I saw this film in late 1970 or early 1971. i didn't realize it was from 1964, i thought it was new. It was shown at my university, i am not even sure why i went to see it. I was 21 at the time. I'd been through a very rough time with my parents when i was underage, including my dad putting me in juvenile hall when i was 15, then probation and a foster home. When i saw this film, i was going through a break up with a really nice guy. I had done things to destroy the relationship, rejecting him, trying to be 'uncommitted,' and then when he moved on, i felt very sorry and regretful. the last time i saw him, we were in my car and i dropped him off at a freeway onramp in the rain, him carrying his guitar, and i drove off into the rain, it was night time. Soon after that i saw this movie. And then i wrote a song about the break up of my relationship which i called Nobody Waved Good-bye, which is the chorus. It's loosely based on the movie. I actually do not remember much about the movie, except there was rain and parting and sadness and youth. i would love to see it again. That's why i just googled it. The movie had a deep and lasting effect on me, the characters were very real, the issues were real. Now i need to find how to see this movie again. btw, my then boyfriend left me for another girl who he married and they are still together to this day, happy with kids and grandkids, we are now Facebook friends.
Nobody watches the film
This is now undoubtedly the oldest feature length Canadian film I've seen- Canadian film didn't really get rolling until the 1970s, with Going' Down the Road and Mon oncle Antoine, which is why this is the oldest non-documentary on the Top 10 Canadian Films of All Time when TIFF started the list in 1984. It dropped off the list quickly, with one critic saying it hasn't aged well. Indeed, it's gotten few votes on IMDb and fewer reviews, but it is available to see for free on the National Film Board's website.

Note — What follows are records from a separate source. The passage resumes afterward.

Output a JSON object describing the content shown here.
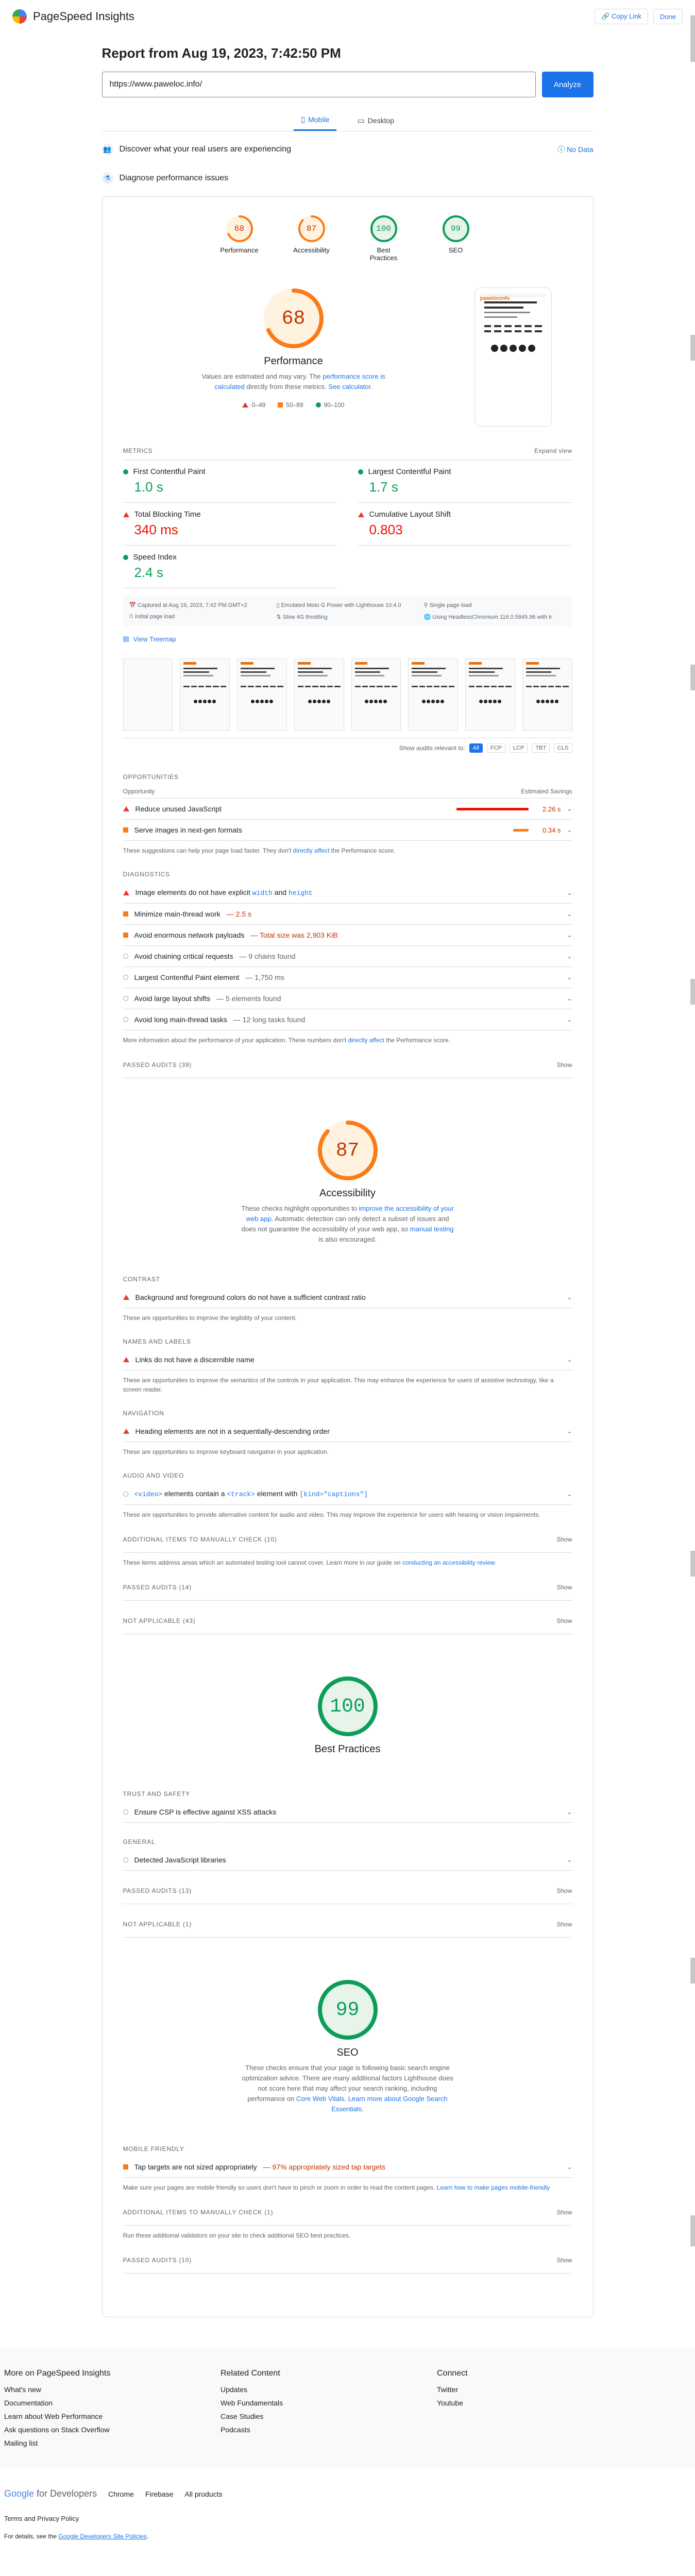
{
  "app": {
    "title": "PageSpeed Insights",
    "copy_link": "Copy Link",
    "done": "Done"
  },
  "report": {
    "title": "Report from Aug 19, 2023, 7:42:50 PM",
    "url": "https://www.paweloc.info/",
    "analyze": "Analyze"
  },
  "tabs": [
    {
      "label": "Mobile"
    },
    {
      "label": "Desktop"
    }
  ],
  "field": {
    "label": "Discover what your real users are experiencing",
    "no_data": "No Data"
  },
  "diagnose": {
    "label": "Diagnose performance issues"
  },
  "scores": [
    {
      "name": "Performance",
      "value": "68",
      "color": "#fa7b17"
    },
    {
      "name": "Accessibility",
      "value": "87",
      "color": "#fa7b17"
    },
    {
      "name": "Best Practices",
      "value": "100",
      "color": "#0c9d58"
    },
    {
      "name": "SEO",
      "value": "99",
      "color": "#0c9d58"
    }
  ],
  "perf": {
    "title": "Performance",
    "desc1": "Values are estimated and may vary. The ",
    "link1": "performance score is calculated",
    "desc2": " directly from these metrics. ",
    "link2": "See calculator.",
    "legend": [
      "0–49",
      "50–89",
      "90–100"
    ]
  },
  "metrics": {
    "label": "METRICS",
    "expand": "Expand view",
    "items": [
      {
        "name": "First Contentful Paint",
        "value": "1.0 s",
        "status": "good"
      },
      {
        "name": "Largest Contentful Paint",
        "value": "1.7 s",
        "status": "good"
      },
      {
        "name": "Total Blocking Time",
        "value": "340 ms",
        "status": "bad"
      },
      {
        "name": "Cumulative Layout Shift",
        "value": "0.803",
        "status": "bad"
      },
      {
        "name": "Speed Index",
        "value": "2.4 s",
        "status": "good"
      }
    ]
  },
  "info": [
    "Captured at Aug 19, 2023, 7:42 PM GMT+2",
    "Emulated Moto G Power with Lighthouse 10.4.0",
    "Single page load",
    "Initial page load",
    "Slow 4G throttling",
    "Using HeadlessChromium 116.0.5845.96 with lr"
  ],
  "view_treemap": "View Treemap",
  "show_audits": {
    "label": "Show audits relevant to:",
    "chips": [
      "All",
      "FCP",
      "LCP",
      "TBT",
      "CLS"
    ]
  },
  "opportunities": {
    "title": "OPPORTUNITIES",
    "col1": "Opportunity",
    "col2": "Estimated Savings",
    "items": [
      {
        "label": "Reduce unused JavaScript",
        "saving": "2.26 s"
      },
      {
        "label": "Serve images in next-gen formats",
        "saving": "0.34 s"
      }
    ],
    "hint1": "These suggestions can help your page load faster. They don't ",
    "hint_link": "directly affect",
    "hint2": " the Performance score."
  },
  "diagnostics": {
    "title": "DIAGNOSTICS",
    "items": [
      {
        "label": "Image elements do not have explicit ",
        "c1": "width",
        "mid": " and ",
        "c2": "height"
      },
      {
        "label": "Minimize main-thread work",
        "note": " — 2.5 s"
      },
      {
        "label": "Avoid enormous network payloads",
        "note": " — Total size was 2,903 KiB"
      },
      {
        "label": "Avoid chaining critical requests",
        "note": " — 9 chains found"
      },
      {
        "label": "Largest Contentful Paint element",
        "note": " — 1,750 ms"
      },
      {
        "label": "Avoid large layout shifts",
        "note": " — 5 elements found"
      },
      {
        "label": "Avoid long main-thread tasks",
        "note": " — 12 long tasks found"
      }
    ],
    "hint1": "More information about the performance of your application. These numbers don't ",
    "hint_link": "directly affect",
    "hint2": " the Performance score."
  },
  "passed_perf": {
    "label": "PASSED AUDITS",
    "count": "(39)",
    "show": "Show"
  },
  "a11y": {
    "title": "Accessibility",
    "desc1": "These checks highlight opportunities to ",
    "link1": "improve the accessibility of your web app",
    "desc2": ". Automatic detection can only detect a subset of issues and does not guarantee the accessibility of your web app, so ",
    "link2": "manual testing",
    "desc3": " is also encouraged.",
    "groups": [
      {
        "title": "CONTRAST",
        "item": "Background and foreground colors do not have a sufficient contrast ratio",
        "hint": "These are opportunities to improve the legibility of your content."
      },
      {
        "title": "NAMES AND LABELS",
        "item": "Links do not have a discernible name",
        "hint": "These are opportunities to improve the semantics of the controls in your application. This may enhance the experience for users of assistive technology, like a screen reader."
      },
      {
        "title": "NAVIGATION",
        "item": "Heading elements are not in a sequentially-descending order",
        "hint": "These are opportunities to improve keyboard navigation in your application."
      }
    ],
    "av_title": "AUDIO AND VIDEO",
    "av_c1": "<video>",
    "av_mid": " elements contain a ",
    "av_c2": "<track>",
    "av_mid2": " element with ",
    "av_c3": "[kind=\"captions\"]",
    "av_hint": "These are opportunities to provide alternative content for audio and video. This may improve the experience for users with hearing or vision impairments.",
    "manual_label": "ADDITIONAL ITEMS TO MANUALLY CHECK",
    "manual_count": "(10)",
    "manual_hint1": "These items address areas which an automated testing tool cannot cover. Learn more in our guide on ",
    "manual_link": "conducting an accessibility review",
    "passed_count": "(14)",
    "na_label": "NOT APPLICABLE",
    "na_count": "(43)"
  },
  "bp": {
    "title": "Best Practices",
    "trust": "TRUST AND SAFETY",
    "trust_item": "Ensure CSP is effective against XSS attacks",
    "general": "GENERAL",
    "general_item": "Detected JavaScript libraries",
    "passed_count": "(13)",
    "na_count": "(1)"
  },
  "seo": {
    "title": "SEO",
    "desc1": "These checks ensure that your page is following basic search engine optimization advice. There are many additional factors Lighthouse does not score here that may affect your search ranking, including performance on ",
    "link1": "Core Web Vitals",
    "desc2": ". ",
    "link2": "Learn more about Google Search Essentials",
    "desc3": ".",
    "mobile": "MOBILE FRIENDLY",
    "mobile_item": "Tap targets are not sized appropriately",
    "mobile_note": " — 97% appropriately sized tap targets",
    "mobile_hint": "Make sure your pages are mobile friendly so users don't have to pinch or zoom in order to read the content pages. ",
    "mobile_link": "Learn how to make pages mobile-friendly",
    "manual_count": "(1)",
    "manual_hint": "Run these additional validators on your site to check additional SEO best practices.",
    "passed_count": "(10)"
  },
  "footer": {
    "col1": {
      "title": "More on PageSpeed Insights",
      "links": [
        "What's new",
        "Documentation",
        "Learn about Web Performance",
        "Ask questions on Stack Overflow",
        "Mailing list"
      ]
    },
    "col2": {
      "title": "Related Content",
      "links": [
        "Updates",
        "Web Fundamentals",
        "Case Studies",
        "Podcasts"
      ]
    },
    "col3": {
      "title": "Connect",
      "links": [
        "Twitter",
        "Youtube"
      ]
    },
    "brand_g": "Google",
    "brand_rest": " for Developers",
    "bar_links": [
      "Chrome",
      "Firebase",
      "All products"
    ],
    "terms": "Terms and Privacy Policy",
    "details1": "For details, see the ",
    "details_link": "Google Developers Site Policies",
    "details2": "."
  }
}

At first I could see where the comment about it being aged comes into play; it starts out feeling like something more out of a '50s public service ad than the '60s, with the straight-laced square father and the not-really rebellious son, neither of whom act spectacularly well. His "rebellion" against materialism feels old, tired and disingenuous. Things start getting a little more interesting when the son is arrested, and more troubles with the law start. There's a nice, artistic little sequence where he and his girlfriend sing Show Me the Way to Go Home- over 10 years before the great scene in Jaws. What I particularly liked was the lead's argument with the French Canadian about individuality and identity- that feels significant and pretty Canadian. An interesting film, and a curiosity to the Canadian film buff.